Yes, 115200 is way beyond what software serial can do reliably.

The errors mean you’ll either have to set the device to also use a lower speed, or switch to a different Arduino that has more than one hardware serial port.
(Obvious answer is a MEGA2560 - 4 ports, still pretty cheap.)

Okay, cool, thanks! Any input on the issue with the servo motor?

It could be the servo power supply, there's no other obvious reason it should be getting varying pulse widths (jitter) - it's one or the other (0/90)

P.S. Just to simplify the code, you could ...

if (dist <= 15){
    myservo.write(90);
} else {
    myservo.write(0);
}

Thanks for the simplification! I have it connected to the 5V terminal of the power supply board. The motor is also making a clicking noise while idle. It is also now not moving/responding to the distance measurement...

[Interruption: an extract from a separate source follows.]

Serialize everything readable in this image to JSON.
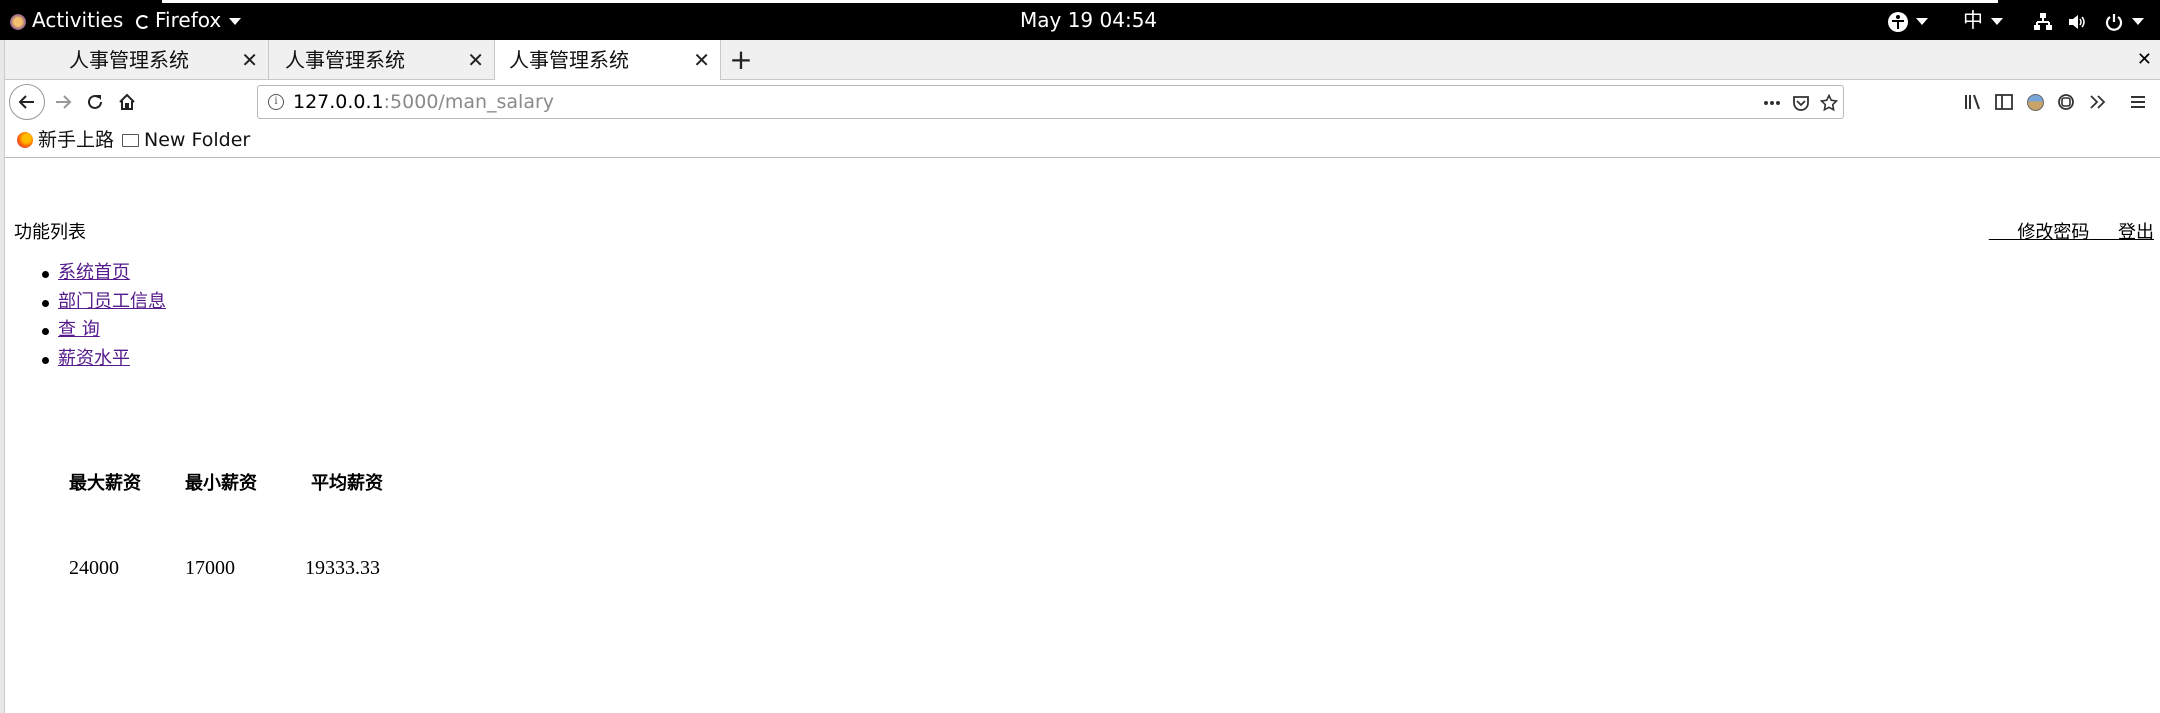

What’s the 5V supply rated for? (Amps output)

700mA. It's the default power supply module that came with the arduino

That could be an issue…
The SG90 stall is around 400mA by the spec sheet (possibly more), add the other modules, and a dubious chinese power supply, it might be getting close to the edge.

Not guaranteed, but if you can feed the servo separately, or try a beefier supply - things might get better.

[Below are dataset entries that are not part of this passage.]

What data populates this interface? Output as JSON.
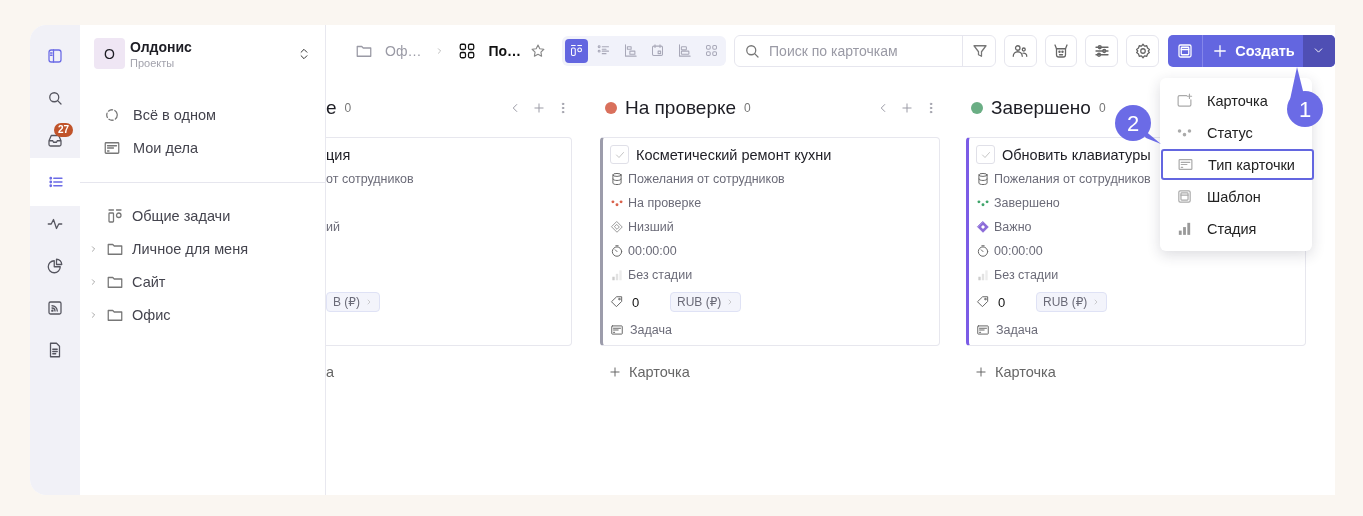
{
  "rail": {
    "items": [
      {
        "kind": "panel",
        "selected": false
      },
      {
        "kind": "search",
        "selected": false
      },
      {
        "kind": "inbox",
        "selected": false,
        "badge": "27"
      },
      {
        "kind": "list",
        "selected": true
      },
      {
        "kind": "activity",
        "selected": false
      },
      {
        "kind": "pie",
        "selected": false
      },
      {
        "kind": "feed",
        "selected": false
      },
      {
        "kind": "document",
        "selected": false
      }
    ]
  },
  "sidebar": {
    "workspace": {
      "initial": "О",
      "name": "Олдонис",
      "subtitle": "Проекты"
    },
    "items": [
      {
        "kind": "all",
        "label": "Всё в одном"
      },
      {
        "kind": "tasks",
        "label": "Мои дела"
      }
    ],
    "tree": [
      {
        "kind": "board",
        "label": "Общие задачи"
      },
      {
        "kind": "folder",
        "label": "Личное для меня",
        "expanded": false
      },
      {
        "kind": "folder",
        "label": "Сайт",
        "expanded": false
      },
      {
        "kind": "folder",
        "label": "Офис",
        "expanded": false
      }
    ]
  },
  "breadcrumb": [
    {
      "kind": "folder",
      "label": "Оф…"
    },
    {
      "kind": "board",
      "label": "По…",
      "starred": false
    }
  ],
  "view_switcher": [
    {
      "kind": "kanban",
      "selected": true
    },
    {
      "kind": "list",
      "selected": false
    },
    {
      "kind": "gantt",
      "selected": false
    },
    {
      "kind": "calendar",
      "selected": false
    },
    {
      "kind": "timeline",
      "selected": false
    },
    {
      "kind": "grid",
      "selected": false
    }
  ],
  "search": {
    "placeholder": "Поиск по карточкам"
  },
  "toolbar_buttons": [
    {
      "kind": "people"
    },
    {
      "kind": "bot"
    },
    {
      "kind": "sliders"
    },
    {
      "kind": "settings"
    }
  ],
  "create_button": {
    "label": "Создать"
  },
  "create_menu": {
    "items": [
      {
        "kind": "card",
        "label": "Карточка",
        "selected": false
      },
      {
        "kind": "status",
        "label": "Статус",
        "selected": false
      },
      {
        "kind": "card_type",
        "label": "Тип карточки",
        "selected": true
      },
      {
        "kind": "template",
        "label": "Шаблон",
        "selected": false
      },
      {
        "kind": "stage",
        "label": "Стадия",
        "selected": false
      }
    ]
  },
  "callouts": [
    {
      "number": "1"
    },
    {
      "number": "2"
    }
  ],
  "columns": [
    {
      "kind": "clipped",
      "title": "е",
      "count": "0",
      "show_controls": true,
      "add_label": "а",
      "cards": [
        {
          "title": "ция",
          "project": "от сотрудников",
          "priority": {
            "label": "ий"
          },
          "currency": "B (₽)"
        }
      ]
    },
    {
      "kind": "full",
      "title": "На проверке",
      "count": "0",
      "color": "#d9705c",
      "show_controls": true,
      "add_label": "Карточка",
      "cards": [
        {
          "color": "#9c9cab",
          "checked": false,
          "title": "Косметический ремонт кухни",
          "project": "Пожелания от сотрудников",
          "status": {
            "label": "На проверке",
            "color": "#d9624c"
          },
          "priority": {
            "kind": "low",
            "label": "Низший"
          },
          "time": "00:00:00",
          "stage": "Без стадии",
          "amount": "0",
          "currency": "RUB (₽)",
          "type": "Задача"
        }
      ]
    },
    {
      "kind": "full",
      "title": "Завершено",
      "count": "0",
      "color": "#6aae84",
      "show_controls": false,
      "add_label": "Карточка",
      "cards": [
        {
          "color": "#7b5ce6",
          "checked": false,
          "title": "Обновить клавиатуры",
          "project": "Пожелания от сотрудников",
          "status": {
            "label": "Завершено",
            "color": "#3fa46a"
          },
          "priority": {
            "kind": "important",
            "label": "Важно"
          },
          "time": "00:00:00",
          "stage": "Без стадии",
          "amount": "0",
          "currency": "RUB (₽)",
          "type": "Задача"
        }
      ]
    }
  ]
}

P.S. don’t supply the servo from the 5V pins on the Arduino, wire it directly from the power source.

You could also use a Leonardo. Same board size and pinning as your UNO, but the serial line on pins 0/1 is not used by the USB connection, so you can use it freely.

Software serial produces lots of interrupst - especially with high baudrates - and the servo library also is based on interrupts. This may interfere, so that the ISR generated pulses of the servo lib my vary a little bit in length - which gives a jitter to the servo.

That sounds like gears jumping or broken due to overtravel.

Uh oh, do you know of a way I can test to see if it's broken?

Interesting. What I gather from this is that it's just an unfortunate side effect of using a servo motor with serial input. Is that correct? Do you know of anything I can do about it?

The servo is the only thing being powered by the 5V supply. I'm not sure what else would be interfering...

Not serial input in general, but especially SoftwareSerial.

That seems to be wrong - as I saw now it doesn't produce more interrupts than HW serial, but it disables interrupts completely durig sending/receiving a whole byte - which delays the servo lib ISR's.

Try to detach() that is switch off the servo PWM after each movement.
This could avoid jittering in it’s end positions.

Before the next movement you have to attach() it again.

This approach is working fine then there is no heavy load on the servo leverage.
Otherwise the servo would change it’s position after detaching.

Thanks for the suggestion. I tried the code below, with no luck. The motor doesn't move at all.

if (dist <= 30){
          myservo.attach(9);
            myservo.write(90);
           myservo.detach(); 
          }
          
          if (dist>30){
            myservo.attach(9);
            myservo.write(0);
            myservo.detach();
          }

You don't give the servo time to move.

Maybe it is easier to use my MobaTools library to drive the servo. The MoToServo class is widely compatible to the standard servo library, but it allows to define the speed of the servo and to automatically switch off pulses if the servo reaches its target position.

The servo needs some time to move to its target position.
Try to add a little delay() before detaching (e.g. 1500 ms - depends on your servo runtime) or use a corresponding "blink without delay using millis()" approach.